▶ The task: Below is a block of records. Copy every line in it that contains the word "icon".

Start of Data to examine

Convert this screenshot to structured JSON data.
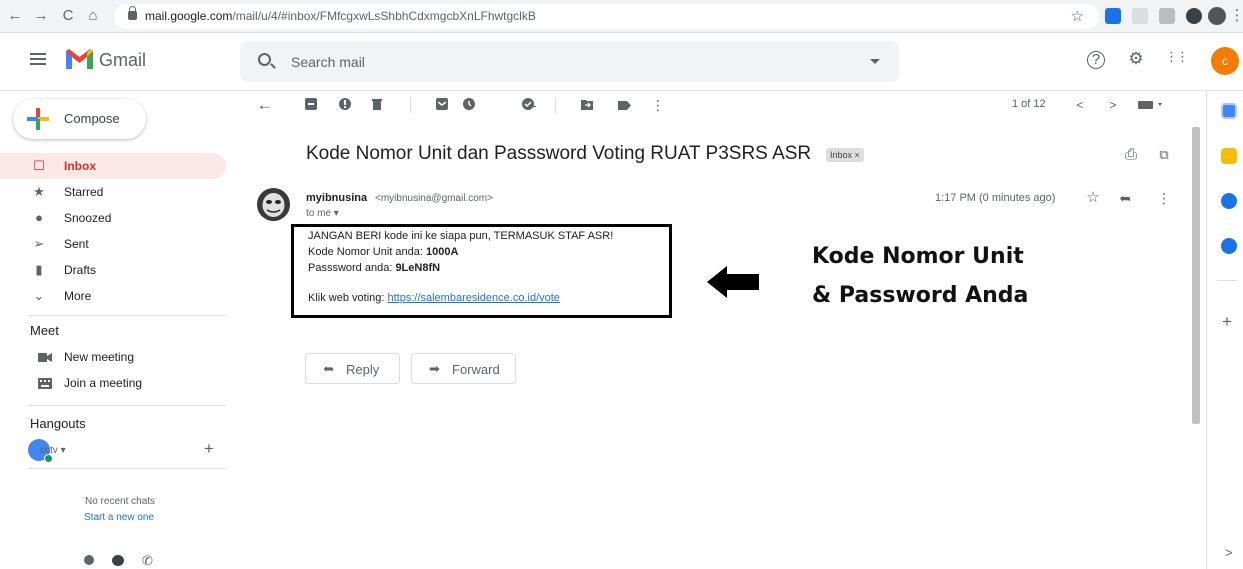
{
  "browser": {
    "url_host": "mail.google.com",
    "url_path": "/mail/u/4/#inbox/FMfcgxwLsShbhCdxmgcbXnLFhwtgclkB",
    "back_glyph": "←",
    "forward_glyph": "→",
    "reload_glyph": "C",
    "home_glyph": "⌂",
    "star_glyph": "☆",
    "menu_glyph": "⋮"
  },
  "header": {
    "app_name": "Gmail",
    "search_placeholder": "Search mail",
    "avatar_letter": "c",
    "help_glyph": "?",
    "settings_glyph": "⚙",
    "apps_glyph": "⋮⋮"
  },
  "sidebar": {
    "compose_label": "Compose",
    "items": [
      {
        "label": "Inbox",
        "icon": "inbox-icon",
        "glyph": "☐"
      },
      {
        "label": "Starred",
        "icon": "star-icon",
        "glyph": "★"
      },
      {
        "label": "Snoozed",
        "icon": "clock-icon",
        "glyph": "●"
      },
      {
        "label": "Sent",
        "icon": "send-icon",
        "glyph": "➢"
      },
      {
        "label": "Drafts",
        "icon": "draft-icon",
        "glyph": "▮"
      },
      {
        "label": "More",
        "icon": "chevron-down-icon",
        "glyph": "⌄"
      }
    ],
    "meet_title": "Meet",
    "meet_items": [
      {
        "label": "New meeting",
        "icon": "video-icon"
      },
      {
        "label": "Join a meeting",
        "icon": "keyboard-icon"
      }
    ],
    "hangouts_title": "Hangouts",
    "hangouts_user": "cctv",
    "hangouts_user_caret": "▾",
    "hangouts_add": "+",
    "no_chats": "No recent chats",
    "start_new": "Start a new one"
  },
  "toolbar": {
    "pager": "1 of 12",
    "back_glyph": "←",
    "prev_glyph": "<",
    "next_glyph": ">",
    "more_glyph": "⋮"
  },
  "message": {
    "subject": "Kode Nomor Unit dan Passsword Voting RUAT P3SRS ASR",
    "label_badge": "Inbox ×",
    "sender_name": "myibnusina",
    "sender_email": "<myibnusina@gmail.com>",
    "to": "to me ▾",
    "time": "1:17 PM (0 minutes ago)",
    "star_glyph": "☆",
    "reply_glyph": "➦",
    "more_glyph": "⋮",
    "print_glyph": "⎙",
    "popout_glyph": "⧉",
    "body": {
      "line1": "JANGAN BERI kode ini ke siapa pun, TERMASUK STAF ASR!",
      "line2_prefix": "Kode Nomor Unit anda: ",
      "line2_value": "1000A",
      "line3_prefix": "Passsword anda: ",
      "line3_value": "9LeN8fN",
      "line4_prefix": "Klik web voting: ",
      "line4_link": "https://salembaresidence.co.id/vote"
    },
    "reply_label": "Reply",
    "forward_label": "Forward",
    "forward_glyph": "➡"
  },
  "annotation": {
    "line1": "Kode Nomor Unit",
    "line2": "& Password Anda"
  },
  "side_panel": {
    "add_glyph": "+",
    "expand_glyph": ">"
  },
  "colors": {
    "accent_red": "#d93025",
    "inbox_bg": "#fce8e6",
    "link": "#1a73e8",
    "avatar": "#f57c00"
  }
}
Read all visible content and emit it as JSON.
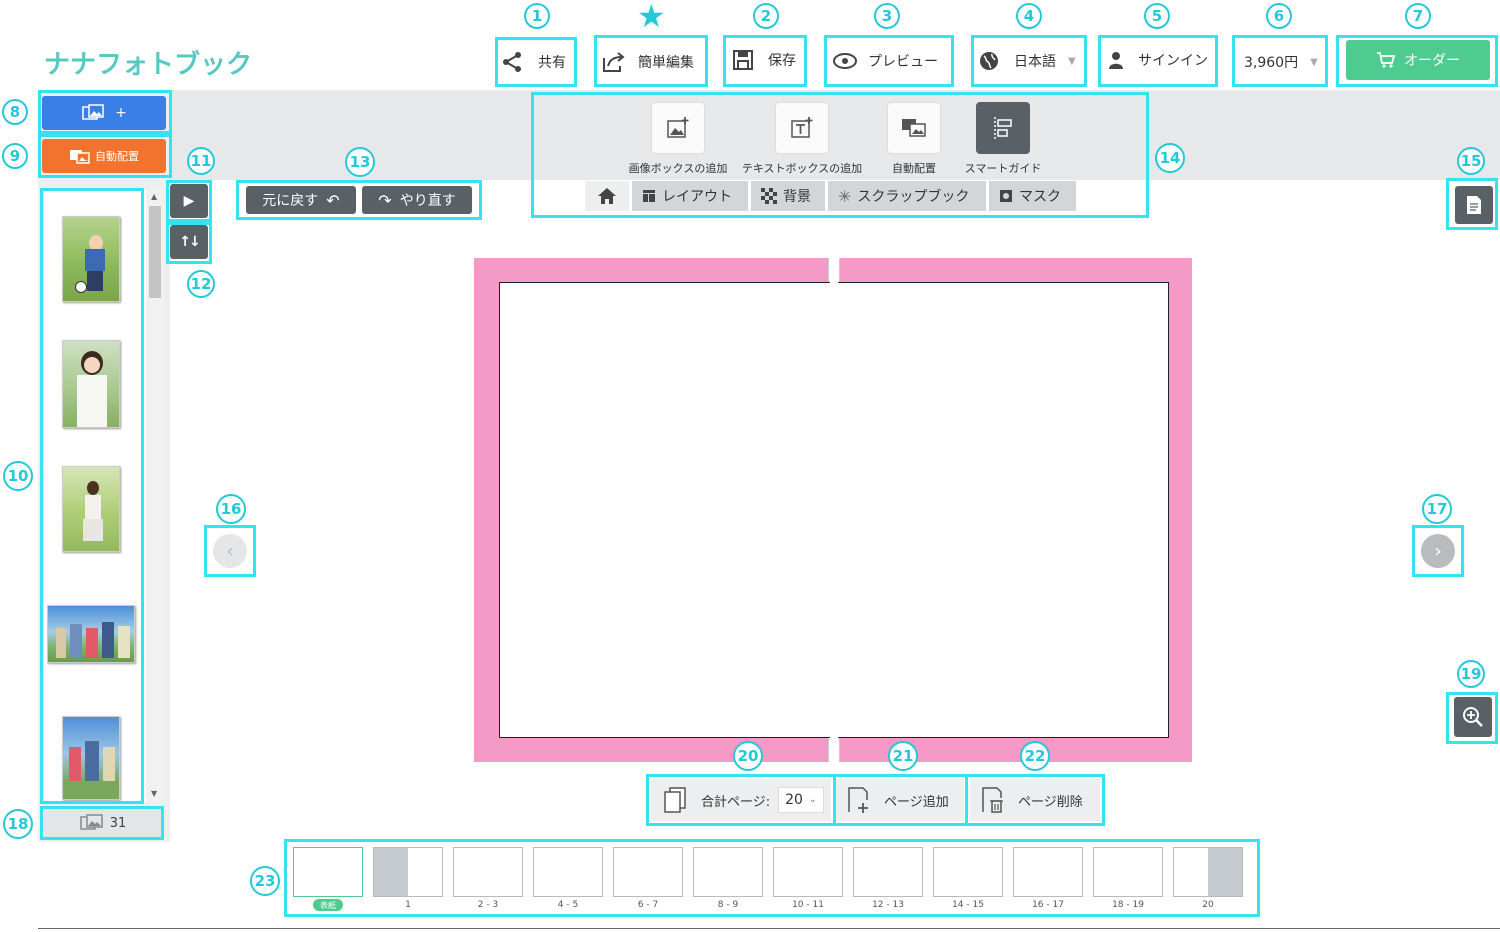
{
  "logo": "ナナフォトブック",
  "header": {
    "share": "共有",
    "easy_edit": "簡単編集",
    "save": "保存",
    "preview": "プレビュー",
    "language": "日本語",
    "signin": "サインイン",
    "price": "3,960円",
    "order": "オーダー"
  },
  "left": {
    "auto_layout": "自動配置",
    "photo_count": "31"
  },
  "undo": {
    "undo": "元に戻す",
    "redo": "やり直す"
  },
  "toolbar": {
    "tools": [
      "画像ボックスの追加",
      "テキストボックスの追加",
      "自動配置",
      "スマートガイド"
    ],
    "tabs": [
      "レイアウト",
      "背景",
      "スクラップブック",
      "マスク"
    ]
  },
  "pages": {
    "total_label": "合計ページ:",
    "total_value": "20",
    "add": "ページ追加",
    "delete": "ページ削除"
  },
  "page_strip": {
    "cover_badge": "表紙",
    "labels": [
      "1",
      "2 - 3",
      "4 - 5",
      "6 - 7",
      "8 - 9",
      "10 - 11",
      "12 - 13",
      "14 - 15",
      "16 - 17",
      "18 - 19",
      "20"
    ]
  },
  "callouts": [
    "1",
    "2",
    "3",
    "4",
    "5",
    "6",
    "7",
    "8",
    "9",
    "10",
    "11",
    "12",
    "13",
    "14",
    "15",
    "16",
    "17",
    "18",
    "19",
    "20",
    "21",
    "22",
    "23"
  ],
  "colors": {
    "highlight": "#33e3f0",
    "order": "#4ecb8e",
    "add_photo": "#3a7ee8",
    "auto_layout": "#f2732e",
    "canvas": "#f59ac6"
  }
}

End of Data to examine

▶ Response below:
        "icon": "inbox-icon",
        "icon": "star-icon",
        "icon": "clock-icon",
        "icon": "send-icon",
        "icon": "draft-icon",
        "icon": "chevron-down-icon",
        "icon": "video-icon"
        "icon": "keyboard-icon"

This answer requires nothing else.